7Μάλιστα μὲν οὖν προσήκει τοὺς ὀρθῶς κειμένους νόμους, ὅσα ἐνδέχεται, πάντα διορίζειν αὐτούς, καὶ ὅτι ἐλάχιστα καταλείπειν ἐπὶ τοῖς κρίνουσι, πρῶτον μὲν ὅτι ἕνα λαβεῖν καὶ ὀλίγους ῥᾷον ἢ πολλοὺς | 1354bεὖ φρονοῦντας καὶ δυναμένους νομοθετεῖν καὶ δικάζειν· ἔπειθ᾿ αἱ μὲν νομοθεσίαι ἐκ πολλοῦ χρόνου σκεψαμένων γίνονται, αἱ δὲ κρίσεις ἐξ ὑπογύου, ὥστε χαλεπὸν ἀποδιδόναι τὸ δίκαιον καὶ τὸ συμφέρον καλῶς τοὺς κρίνοντας. τὸ δὲ πάντων μέγιστον, ὅτι ἡ μὲν τοῦ νομοθέτου κρίσις οὐ κατὰ μέρος, ἀλλὰ περὶ μελλόντων τε καὶ καθόλου ἐστίν, ὁ δ᾿ ἐκκλησιαστὴς καὶ δικαστὴς
compassion, anger, and similar emotions has no connection with the matter in hand, but is directed only to the dicast.3 So if all trials were now carried on as they are in some states, especially those that are well administered, there would be nothing left for these rhetoricians to say. For all men either think that the laws ought so to prescribe, or in fact carry out the principle and forbid speaking outside the subject, as in the court of Areopagus, and in this they are right. For it is wrong to warp the juror’s feelings, to arouse him to anger, jealousy, or compassion, which would be like making the rule crooked which one intended to use. Further, it is evident that the only business of the litigant is to prove that the fact in question is or is not so, that it has happened or not; whether it is important or unimportant, just or unjust, in all cases in which the legislator has not laid down a ruling, is a matter for the juror himself to decide, not to learn it from the litigants.
First of all, therefore, it is proper that laws, properly enacted, should themselves define the issue of all cases as far as possible, and leave as little as possible to the discretion of the judges; in the first place, because it is easier to find one or a few men of good sense than many, capable of framing laws and pronouncing judgments; secondly, legislation is the result of long consideration, whereas judgments are delivered on the spur of the moment, so that it is difficult for the judges properly to decide questions of justice or expediency.

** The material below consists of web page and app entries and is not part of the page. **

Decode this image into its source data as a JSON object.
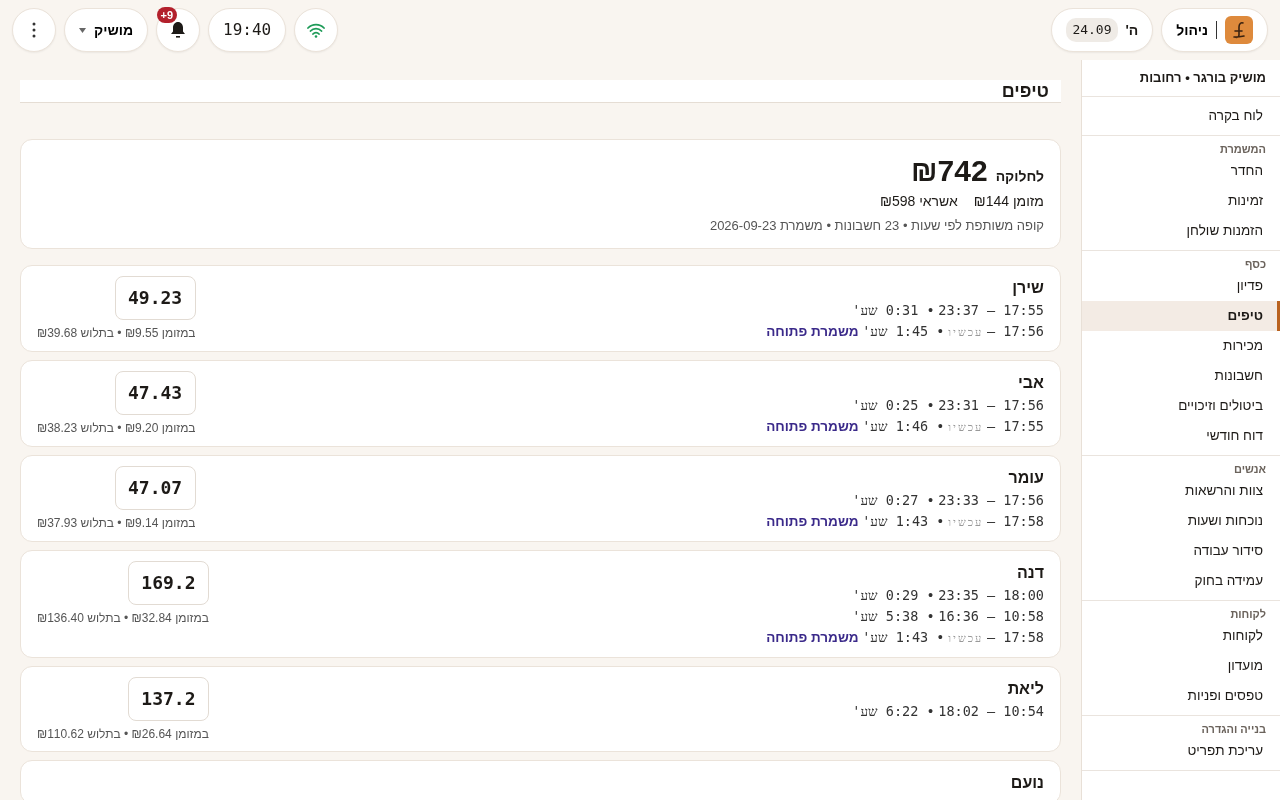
{
  "topbar": {
    "brand": {
      "label": "ניהול"
    },
    "date": {
      "day": "ה'",
      "date": "24.09"
    },
    "wifi": {
      "connected": true
    },
    "time": "19:40",
    "notifications": {
      "badge": "+9"
    },
    "user": {
      "name": "מושיק"
    }
  },
  "sidebar": {
    "title": "מושיק בורגר • רחובות",
    "sections": [
      {
        "items": [
          {
            "label": "לוח בקרה",
            "selected": false
          }
        ]
      },
      {
        "title": "המשמרת",
        "items": [
          {
            "label": "החדר",
            "selected": false
          },
          {
            "label": "זמינות",
            "selected": false
          },
          {
            "label": "הזמנות שולחן",
            "selected": false
          }
        ]
      },
      {
        "title": "כסף",
        "items": [
          {
            "label": "פדיון",
            "selected": false
          },
          {
            "label": "טיפים",
            "selected": true
          },
          {
            "label": "מכירות",
            "selected": false
          },
          {
            "label": "חשבונות",
            "selected": false
          },
          {
            "label": "ביטולים וזיכויים",
            "selected": false
          },
          {
            "label": "דוח חודשי",
            "selected": false
          }
        ]
      },
      {
        "title": "אנשים",
        "items": [
          {
            "label": "צוות והרשאות",
            "selected": false
          },
          {
            "label": "נוכחות ושעות",
            "selected": false
          },
          {
            "label": "סידור עבודה",
            "selected": false
          },
          {
            "label": "עמידה בחוק",
            "selected": false
          }
        ]
      },
      {
        "title": "לקוחות",
        "items": [
          {
            "label": "לקוחות",
            "selected": false
          },
          {
            "label": "מועדון",
            "selected": false
          },
          {
            "label": "טפסים ופניות",
            "selected": false
          }
        ]
      },
      {
        "title": "בנייה והגדרה",
        "items": [
          {
            "label": "עריכת תפריט",
            "selected": false
          }
        ]
      }
    ]
  },
  "page": {
    "title": "טיפים"
  },
  "summary": {
    "label": "לחלוקה",
    "total": "₪742",
    "cash": "מזומן ₪144",
    "credit": "אשראי ₪598",
    "note": "קופה משותפת לפי שעות • 23 חשבונות • משמרת 2026-09-23"
  },
  "employees": [
    {
      "name": "שירן",
      "amount": "49.23",
      "breakdown": "במזומן ₪9.55 • בתלוש ₪39.68",
      "shifts": [
        {
          "range": "17:55 – 23:37",
          "duration": "• 0:31 שע'",
          "open": false
        },
        {
          "range": "17:56 –",
          "now": "עכשיו",
          "duration": "• 1:45 שע'",
          "open": true,
          "open_label": "משמרת פתוחה"
        }
      ]
    },
    {
      "name": "אבי",
      "amount": "47.43",
      "breakdown": "במזומן ₪9.20 • בתלוש ₪38.23",
      "shifts": [
        {
          "range": "17:56 – 23:31",
          "duration": "• 0:25 שע'",
          "open": false
        },
        {
          "range": "17:55 –",
          "now": "עכשיו",
          "duration": "• 1:46 שע'",
          "open": true,
          "open_label": "משמרת פתוחה"
        }
      ]
    },
    {
      "name": "עומר",
      "amount": "47.07",
      "breakdown": "במזומן ₪9.14 • בתלוש ₪37.93",
      "shifts": [
        {
          "range": "17:56 – 23:33",
          "duration": "• 0:27 שע'",
          "open": false
        },
        {
          "range": "17:58 –",
          "now": "עכשיו",
          "duration": "• 1:43 שע'",
          "open": true,
          "open_label": "משמרת פתוחה"
        }
      ]
    },
    {
      "name": "דנה",
      "amount": "169.2",
      "breakdown": "במזומן ₪32.84 • בתלוש ₪136.40",
      "shifts": [
        {
          "range": "18:00 – 23:35",
          "duration": "• 0:29 שע'",
          "open": false
        },
        {
          "range": "10:58 – 16:36",
          "duration": "• 5:38 שע'",
          "open": false
        },
        {
          "range": "17:58 –",
          "now": "עכשיו",
          "duration": "• 1:43 שע'",
          "open": true,
          "open_label": "משמרת פתוחה"
        }
      ]
    },
    {
      "name": "ליאת",
      "amount": "137.2",
      "breakdown": "במזומן ₪26.64 • בתלוש ₪110.62",
      "shifts": [
        {
          "range": "10:54 – 18:02",
          "duration": "• 6:22 שע'",
          "open": false
        }
      ]
    },
    {
      "name": "נועם"
    }
  ]
}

But what is most important of all is that the judgment of the legislator does not apply to a particular case, but is universal and applies to the